[Opening PROVIDED MATERIAL section]

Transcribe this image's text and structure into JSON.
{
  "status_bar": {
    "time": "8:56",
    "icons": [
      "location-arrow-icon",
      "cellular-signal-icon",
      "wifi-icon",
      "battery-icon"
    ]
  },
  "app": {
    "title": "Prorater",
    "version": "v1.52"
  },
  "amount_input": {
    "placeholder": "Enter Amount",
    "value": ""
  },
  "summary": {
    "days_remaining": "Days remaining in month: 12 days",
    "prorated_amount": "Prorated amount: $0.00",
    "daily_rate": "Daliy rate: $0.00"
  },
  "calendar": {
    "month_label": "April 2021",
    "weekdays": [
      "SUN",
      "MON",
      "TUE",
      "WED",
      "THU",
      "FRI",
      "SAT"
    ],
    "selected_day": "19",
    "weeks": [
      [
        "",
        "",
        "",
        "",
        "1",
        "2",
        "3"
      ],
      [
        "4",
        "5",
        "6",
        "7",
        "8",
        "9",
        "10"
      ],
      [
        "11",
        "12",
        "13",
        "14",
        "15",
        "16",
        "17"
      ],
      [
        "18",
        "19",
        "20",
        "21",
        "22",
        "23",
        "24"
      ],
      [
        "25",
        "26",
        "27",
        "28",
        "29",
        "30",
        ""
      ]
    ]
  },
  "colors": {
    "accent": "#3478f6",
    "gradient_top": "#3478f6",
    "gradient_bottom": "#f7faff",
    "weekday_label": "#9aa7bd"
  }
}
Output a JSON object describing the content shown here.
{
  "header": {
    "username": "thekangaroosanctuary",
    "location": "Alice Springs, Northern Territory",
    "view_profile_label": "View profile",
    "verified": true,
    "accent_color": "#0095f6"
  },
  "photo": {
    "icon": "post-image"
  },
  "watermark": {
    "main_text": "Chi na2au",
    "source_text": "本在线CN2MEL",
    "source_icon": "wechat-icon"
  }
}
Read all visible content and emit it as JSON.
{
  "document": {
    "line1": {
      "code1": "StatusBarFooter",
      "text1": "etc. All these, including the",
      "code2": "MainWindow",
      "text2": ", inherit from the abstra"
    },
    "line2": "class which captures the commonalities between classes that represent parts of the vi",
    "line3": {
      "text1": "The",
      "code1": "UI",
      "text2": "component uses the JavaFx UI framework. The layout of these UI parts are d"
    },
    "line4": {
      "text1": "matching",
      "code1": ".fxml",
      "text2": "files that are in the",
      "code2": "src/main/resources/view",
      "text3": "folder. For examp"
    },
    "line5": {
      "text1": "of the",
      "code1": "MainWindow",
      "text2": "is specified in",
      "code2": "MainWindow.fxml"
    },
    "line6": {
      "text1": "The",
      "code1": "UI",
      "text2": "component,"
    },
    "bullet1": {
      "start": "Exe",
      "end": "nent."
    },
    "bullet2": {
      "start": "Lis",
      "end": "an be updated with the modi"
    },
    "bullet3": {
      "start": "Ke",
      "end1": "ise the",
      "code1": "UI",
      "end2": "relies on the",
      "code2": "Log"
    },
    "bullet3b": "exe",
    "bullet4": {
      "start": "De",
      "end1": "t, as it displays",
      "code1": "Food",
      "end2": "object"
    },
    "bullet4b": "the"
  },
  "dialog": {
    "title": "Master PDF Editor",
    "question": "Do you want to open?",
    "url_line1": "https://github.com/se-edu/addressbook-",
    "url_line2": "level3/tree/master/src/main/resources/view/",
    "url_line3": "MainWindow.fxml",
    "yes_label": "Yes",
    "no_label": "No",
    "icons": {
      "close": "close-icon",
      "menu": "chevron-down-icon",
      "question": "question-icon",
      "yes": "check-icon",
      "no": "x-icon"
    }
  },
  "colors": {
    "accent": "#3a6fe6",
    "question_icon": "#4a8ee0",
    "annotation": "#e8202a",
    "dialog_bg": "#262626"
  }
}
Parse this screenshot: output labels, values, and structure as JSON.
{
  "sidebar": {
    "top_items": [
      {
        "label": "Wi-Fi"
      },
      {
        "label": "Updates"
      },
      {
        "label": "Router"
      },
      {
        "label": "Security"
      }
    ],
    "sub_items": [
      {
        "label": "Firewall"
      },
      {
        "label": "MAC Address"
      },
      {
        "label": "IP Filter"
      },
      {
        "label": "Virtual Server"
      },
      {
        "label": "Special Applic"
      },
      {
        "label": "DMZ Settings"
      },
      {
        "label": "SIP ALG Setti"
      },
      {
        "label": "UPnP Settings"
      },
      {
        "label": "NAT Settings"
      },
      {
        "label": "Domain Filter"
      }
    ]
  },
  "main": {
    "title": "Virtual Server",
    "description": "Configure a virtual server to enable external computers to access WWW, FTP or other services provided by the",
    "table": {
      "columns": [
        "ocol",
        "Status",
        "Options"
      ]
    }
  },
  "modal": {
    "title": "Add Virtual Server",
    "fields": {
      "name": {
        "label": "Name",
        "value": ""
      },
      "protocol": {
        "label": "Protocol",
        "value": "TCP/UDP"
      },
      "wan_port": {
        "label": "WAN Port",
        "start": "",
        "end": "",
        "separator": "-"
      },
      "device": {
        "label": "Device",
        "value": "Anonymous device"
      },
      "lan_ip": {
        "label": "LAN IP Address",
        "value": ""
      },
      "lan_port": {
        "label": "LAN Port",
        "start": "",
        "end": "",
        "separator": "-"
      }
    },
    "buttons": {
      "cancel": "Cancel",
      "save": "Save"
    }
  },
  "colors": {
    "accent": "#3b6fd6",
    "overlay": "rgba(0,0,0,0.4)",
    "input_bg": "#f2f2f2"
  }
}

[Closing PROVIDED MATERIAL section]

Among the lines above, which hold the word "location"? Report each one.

• ANSWER SECTION:
      "location-arrow-icon",
    "location": "Alice Springs, Northern Territory",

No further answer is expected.